Snowmobile Oil Changes
If you’re the owner of a Ski-Doo 4-stroke snowmobile, this is the perfect time to change your snowmobile’s oil, removing any dirt and particles before it sits all summer.
Recommended Product: You’ll find the complete oil change kit from XPS makes this job quick and easy!
Change the Chaincase Oil
For all Ski-Doo owners, now’s the time to refresh your chaincase oil. Take the old out and put in fresh oil so any moisture from winter use is eliminated and your chain and gears are coated with clean oil.
Recommended Product: XPS Synthetic Chaincase Oil
Inspect Brake System and Fluid
It’s important to inspect the entire brake system at this time as well. Check for any leaks or cracks in the brake hose and take a look at your brake pads and disc. If they’re in need of attention, this is the perfect time for replacement before the weather gets cold again. Brake fluid should be checked for proper level and replaced every two years. Since you’re already in the zone for swapping out old fluids for new, you might consider changing your brake fluid in spring, too. It’s more peace of mind than anything that you’ll have fresh stopping power when you hit the snow for that first rip next season (Do we have a video on this? Thought Carl did one last year. If not do we add a precautionary note: If you’re not familiar with this process, please contact your dealer or have a professional do the work)

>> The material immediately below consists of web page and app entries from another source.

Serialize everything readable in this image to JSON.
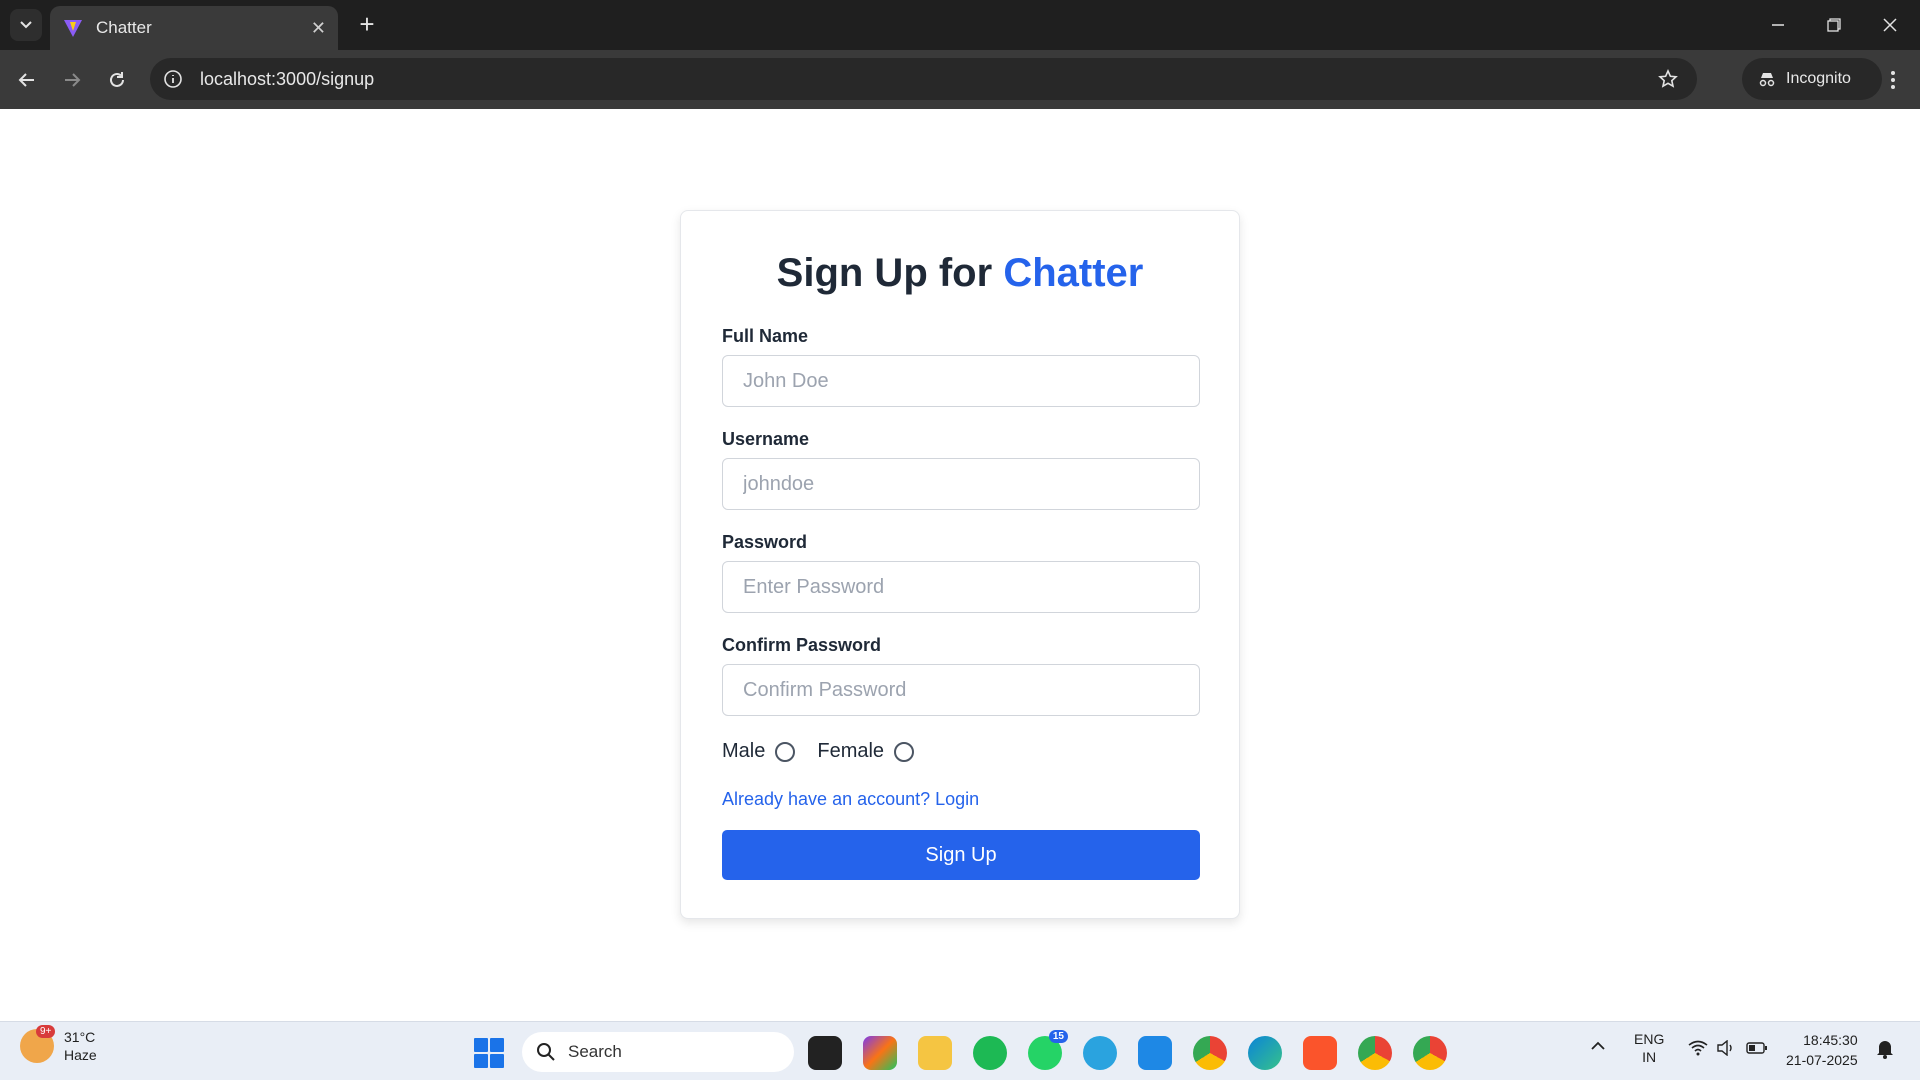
{
  "browser": {
    "tab_title": "Chatter",
    "url": "localhost:3000/signup",
    "incognito_label": "Incognito"
  },
  "form": {
    "heading_prefix": "Sign Up for",
    "heading_brand": "Chatter",
    "fields": [
      {
        "label": "Full Name",
        "placeholder": "John Doe"
      },
      {
        "label": "Username",
        "placeholder": "johndoe"
      },
      {
        "label": "Password",
        "placeholder": "Enter Password"
      },
      {
        "label": "Confirm Password",
        "placeholder": "Confirm Password"
      }
    ],
    "gender": {
      "male": "Male",
      "female": "Female"
    },
    "login_link": "Already have an account? Login",
    "submit_label": "Sign Up",
    "accent_color": "#2563eb"
  },
  "taskbar": {
    "weather_badge": "9+",
    "temperature": "31°C",
    "condition": "Haze",
    "search_label": "Search",
    "whatsapp_badge": "15",
    "lang_top": "ENG",
    "lang_bottom": "IN",
    "time": "18:45:30",
    "date": "21-07-2025"
  }
}
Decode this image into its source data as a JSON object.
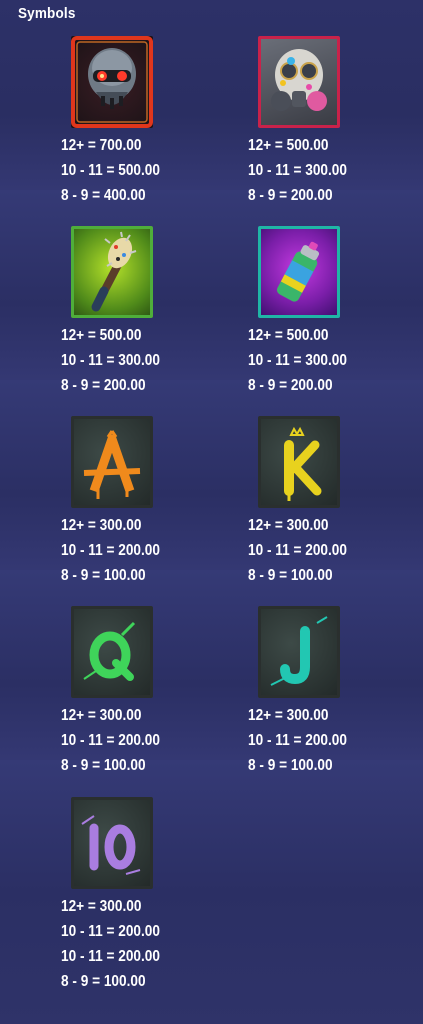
{
  "title": "Symbols",
  "symbols": [
    {
      "id": "robot-skull",
      "icon": "robot-skull-icon",
      "frame_color": "#d93a1a",
      "pays": [
        "12+ = 700.00",
        "10 - 11 = 500.00",
        "8 - 9 = 400.00"
      ]
    },
    {
      "id": "gas-mask",
      "icon": "gas-mask-icon",
      "frame_color": "#c9224a",
      "pays": [
        "12+ = 500.00",
        "10 - 11 = 300.00",
        "8 - 9 = 200.00"
      ]
    },
    {
      "id": "spiked-bat",
      "icon": "spiked-bat-icon",
      "frame_color": "#4fae3a",
      "pays": [
        "12+ = 500.00",
        "10 - 11 = 300.00",
        "8 - 9 = 200.00"
      ]
    },
    {
      "id": "spray-can",
      "icon": "spray-can-icon",
      "frame_color": "#1fb6a6",
      "pays": [
        "12+ = 500.00",
        "10 - 11 = 300.00",
        "8 - 9 = 200.00"
      ]
    },
    {
      "id": "A",
      "icon": "letter-a-icon",
      "frame_color": "#2a2f2e",
      "glyph": "A",
      "glyph_color": "#f08a1c",
      "pays": [
        "12+ = 300.00",
        "10 - 11 = 200.00",
        "8 - 9 = 100.00"
      ]
    },
    {
      "id": "K",
      "icon": "letter-k-icon",
      "frame_color": "#2a2f2e",
      "glyph": "K",
      "glyph_color": "#e8d21e",
      "pays": [
        "12+ = 300.00",
        "10 - 11 = 200.00",
        "8 - 9 = 100.00"
      ]
    },
    {
      "id": "Q",
      "icon": "letter-q-icon",
      "frame_color": "#2a2f2e",
      "glyph": "Q",
      "glyph_color": "#3fd45a",
      "pays": [
        "12+ = 300.00",
        "10 - 11 = 200.00",
        "8 - 9 = 100.00"
      ]
    },
    {
      "id": "J",
      "icon": "letter-j-icon",
      "frame_color": "#2a2f2e",
      "glyph": "J",
      "glyph_color": "#22c7b2",
      "pays": [
        "12+ = 300.00",
        "10 - 11 = 200.00",
        "8 - 9 = 100.00"
      ]
    },
    {
      "id": "10",
      "icon": "number-ten-icon",
      "frame_color": "#2a2f2e",
      "glyph": "10",
      "glyph_color": "#a97de0",
      "pays": [
        "12+ = 300.00",
        "10 - 11 = 200.00",
        "10 - 11 = 200.00",
        "8 - 9 = 100.00"
      ]
    }
  ]
}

Recommended Product: XPS DOT 4 Brake Fluid
Ski-Doo Snowmobile E-TEC Summerization
This step is for sleds equipped with Rotax E-TEC 2-stroke engines only. Park your sled in a well-ventilated area near its final summer resting place. Running your sled through the E-TEC summerization mode automatically preps your sled’s engine for long term storage, and a successful start to the following season. The process is outlined in your owner’s manual (Found in the "Storage" section), and in the video above.
Recommended Product: XPS 2-Stroke Synthetic Oil
Wash, Rinse, Shine
This summer sled storage step seems like an obvious one, but it’s probably the most overlooked. Grab the bucket, sponge and a hose and give your sled a good scrub and a rinse. This removes any dirt and salt that might be sitting on your sled, just waiting to corrode those metal parts. This step is especially necessary if you use an open trailer to transport your sleds. Even if you use an enclosed trailer, think of all the salty road crossings, and muddy corners you’ve carved throughout the season. Once thoroughly washed and dried, give it a good shining with a protective polish/wax before tucking your snowmobile in for the summer. Doing so will keep harmful substances away from the finishes on your sled and have it looking sharp when you pull the cover off next season.
And don’t forget to keep the inside looking as good as the outside. It’s equally important to get all dust and debris that may have accumulated inside the side panels. While you’re in there, remove the belt and give the clutches and brakes a good once over with cleaner so they’re operating at max performance when you throw the belt back on come next winter.
Recommended Product: Gloss Enhancing Quick Detailer